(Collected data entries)
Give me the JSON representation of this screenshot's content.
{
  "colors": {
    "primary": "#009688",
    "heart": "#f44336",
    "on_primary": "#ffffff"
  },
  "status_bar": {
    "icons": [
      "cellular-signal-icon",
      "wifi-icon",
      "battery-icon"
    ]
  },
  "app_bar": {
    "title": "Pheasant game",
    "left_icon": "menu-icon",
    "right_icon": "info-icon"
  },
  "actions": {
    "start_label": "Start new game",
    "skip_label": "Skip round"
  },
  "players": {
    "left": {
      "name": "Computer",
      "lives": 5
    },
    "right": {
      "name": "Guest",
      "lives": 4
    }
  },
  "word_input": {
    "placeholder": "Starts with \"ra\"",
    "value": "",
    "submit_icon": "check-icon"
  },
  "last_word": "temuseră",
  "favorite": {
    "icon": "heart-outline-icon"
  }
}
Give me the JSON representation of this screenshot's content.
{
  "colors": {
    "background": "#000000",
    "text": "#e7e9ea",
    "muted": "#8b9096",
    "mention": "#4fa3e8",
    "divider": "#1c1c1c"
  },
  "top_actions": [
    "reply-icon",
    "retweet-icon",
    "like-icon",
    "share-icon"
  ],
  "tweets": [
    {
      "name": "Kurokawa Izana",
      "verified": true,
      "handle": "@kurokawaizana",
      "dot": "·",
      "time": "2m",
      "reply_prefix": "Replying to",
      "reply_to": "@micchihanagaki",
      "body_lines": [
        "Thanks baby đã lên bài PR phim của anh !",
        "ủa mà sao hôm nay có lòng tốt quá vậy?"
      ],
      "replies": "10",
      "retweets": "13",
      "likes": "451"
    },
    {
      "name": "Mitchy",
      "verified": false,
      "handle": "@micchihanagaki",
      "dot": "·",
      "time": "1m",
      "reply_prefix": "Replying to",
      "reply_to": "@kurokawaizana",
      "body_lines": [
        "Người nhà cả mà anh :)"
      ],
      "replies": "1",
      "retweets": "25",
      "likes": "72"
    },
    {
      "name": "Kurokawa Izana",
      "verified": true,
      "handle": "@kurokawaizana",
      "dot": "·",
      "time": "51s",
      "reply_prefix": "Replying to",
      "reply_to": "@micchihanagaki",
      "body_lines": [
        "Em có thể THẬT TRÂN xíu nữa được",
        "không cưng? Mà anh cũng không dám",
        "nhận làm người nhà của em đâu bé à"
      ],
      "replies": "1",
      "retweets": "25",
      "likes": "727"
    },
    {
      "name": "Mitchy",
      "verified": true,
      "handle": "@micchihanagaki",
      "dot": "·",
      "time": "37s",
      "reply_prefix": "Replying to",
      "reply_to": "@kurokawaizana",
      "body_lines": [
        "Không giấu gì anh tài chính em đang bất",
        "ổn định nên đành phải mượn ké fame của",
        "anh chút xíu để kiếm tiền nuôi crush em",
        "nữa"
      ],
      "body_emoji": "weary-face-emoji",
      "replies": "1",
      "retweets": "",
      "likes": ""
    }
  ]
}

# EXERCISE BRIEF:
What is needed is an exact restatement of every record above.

# EXERCISE OUTPUT:
Give me the JSON representation of this screenshot's content.
{
  "colors": {
    "primary": "#009688",
    "heart": "#f44336",
    "on_primary": "#ffffff"
  },
  "status_bar": {
    "icons": [
      "cellular-signal-icon",
      "wifi-icon",
      "battery-icon"
    ]
  },
  "app_bar": {
    "title": "Pheasant game",
    "left_icon": "menu-icon",
    "right_icon": "info-icon"
  },
  "actions": {
    "start_label": "Start new game",
    "skip_label": "Skip round"
  },
  "players": {
    "left": {
      "name": "Computer",
      "lives": 5
    },
    "right": {
      "name": "Guest",
      "lives": 4
    }
  },
  "word_input": {
    "placeholder": "Starts with \"ra\"",
    "value": "",
    "submit_icon": "check-icon"
  },
  "last_word": "temuseră",
  "favorite": {
    "icon": "heart-outline-icon"
  }
}
Give me the JSON representation of this screenshot's content.
{
  "colors": {
    "background": "#000000",
    "text": "#e7e9ea",
    "muted": "#8b9096",
    "mention": "#4fa3e8",
    "divider": "#1c1c1c"
  },
  "top_actions": [
    "reply-icon",
    "retweet-icon",
    "like-icon",
    "share-icon"
  ],
  "tweets": [
    {
      "name": "Kurokawa Izana",
      "verified": true,
      "handle": "@kurokawaizana",
      "dot": "·",
      "time": "2m",
      "reply_prefix": "Replying to",
      "reply_to": "@micchihanagaki",
      "body_lines": [
        "Thanks baby đã lên bài PR phim của anh !",
        "ủa mà sao hôm nay có lòng tốt quá vậy?"
      ],
      "replies": "10",
      "retweets": "13",
      "likes": "451"
    },
    {
      "name": "Mitchy",
      "verified": false,
      "handle": "@micchihanagaki",
      "dot": "·",
      "time": "1m",
      "reply_prefix": "Replying to",
      "reply_to": "@kurokawaizana",
      "body_lines": [
        "Người nhà cả mà anh :)"
      ],
      "replies": "1",
      "retweets": "25",
      "likes": "72"
    },
    {
      "name": "Kurokawa Izana",
      "verified": true,
      "handle": "@kurokawaizana",
      "dot": "·",
      "time": "51s",
      "reply_prefix": "Replying to",
      "reply_to": "@micchihanagaki",
      "body_lines": [
        "Em có thể THẬT TRÂN xíu nữa được",
        "không cưng? Mà anh cũng không dám",
        "nhận làm người nhà của em đâu bé à"
      ],
      "replies": "1",
      "retweets": "25",
      "likes": "727"
    },
    {
      "name": "Mitchy",
      "verified": true,
      "handle": "@micchihanagaki",
      "dot": "·",
      "time": "37s",
      "reply_prefix": "Replying to",
      "reply_to": "@kurokawaizana",
      "body_lines": [
        "Không giấu gì anh tài chính em đang bất",
        "ổn định nên đành phải mượn ké fame của",
        "anh chút xíu để kiếm tiền nuôi crush em",
        "nữa"
      ],
      "body_emoji": "weary-face-emoji",
      "replies": "1",
      "retweets": "",
      "likes": ""
    }
  ]
}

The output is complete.